I'm trying to port current WinForms app to WPF and need help with building WPF class structure.

Currently in WinForms, I have one base class (with Menu, Toolbar, Grid and Context menu) and several inherited classes with different datasources and columns for the grid and additional buttons for menu, toolbar and context menu.


  • What will be the best WPF class structure for my usercontrol to avoid inheritance?

  • Can I move ToolBar into ResourceDictionary (e.g. ControlTemplate)?
    How to add new buttons or to bind commands to existed buttons, if buttons will be specified in a separate resource file?

  • Any other ideas?

Due to inheritance restrictions in WPF I see only one way to avoid duplicating Menu, Toolbar, etc. - implement base class in C# code only without XAML. And likely I can't use XAML for inherited classes as well (have no idea how to add new buttons in XAML into Toolbar created in base class)

  • The WPF technology brought a bunch of new ideologies for WinForms developers. So instead of having a base class with common UI elements, some common behaviour and interaction logic, which we enhanced in inherited classes, we're going to have styles and components, which we use in other WPF pages. Styles can be enhanced or overridden late, but used components have to provide some flexibility to suit needs all classes/pages where they being used.
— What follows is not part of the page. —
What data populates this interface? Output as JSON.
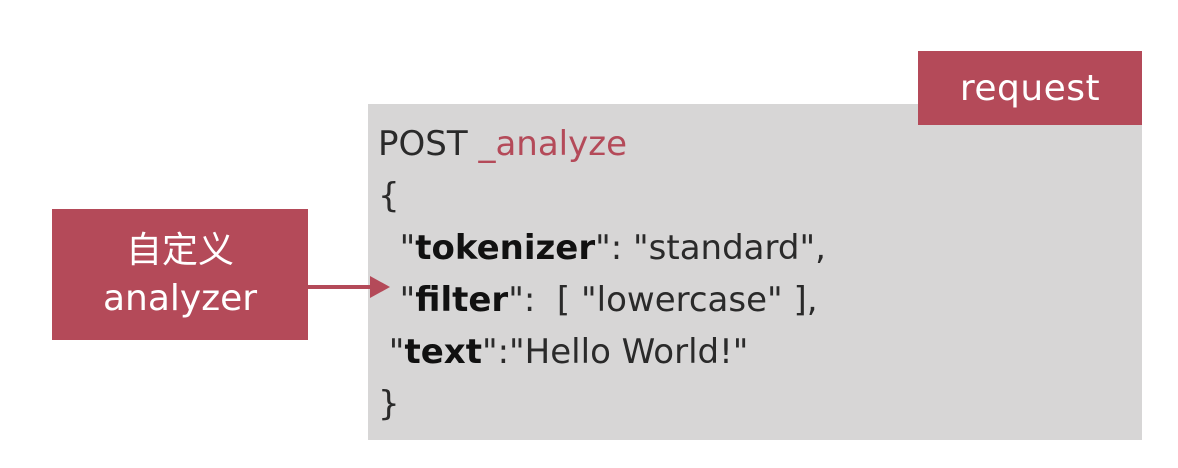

Hence the initial question came from a newbie me and was due to not understanding the fundamentals, I'm closing it. – Alex Klaus Jul 9 '15 at 22:55

In WPF a Toolbar is an ItemsControl (same for Menu), so it has an ItemsSource property you can bind to your collection of toolbar items.

    <DataTemplate x:Key="ItemTemplate1">
            <TextBlock Text="{Binding Property1}"/>

<Grid x:Name="LayoutRoot" DataContext="{Binding MyViewModel}">
    <ToolBar HorizontalAlignment="Left" VerticalAlignment="Top" ItemTemplate="{DynamicResource ItemTemplate1}" ItemsSource="{Binding ToolbarItems}"/>

In this code, ToolbarItems is an ObservableCollection< MyToolBarItem >, where MyToolbarItem is a viewmodel that represents one toolbar item.

MyToolBarItem could be the base class, with several classes inheriting from it. Then you can use a DataTemplateSelector to use a different template depending on the type of toolbar item it is.

In this way, all your user controls that have a toolbar can use the same templates you define in your dictionary; each toolbar is just bound to a different collection of MyToolBarItems.

If some of that sounds overwhelming, you can read up on some MVVM. It is the design pattern that makes WPF great.

Your Answer

By clicking “Post Your Answer”, you agree to our terms of service, privacy policy and cookie policy

Not the answer you're looking for? Browse other questions tagged or ask your own question.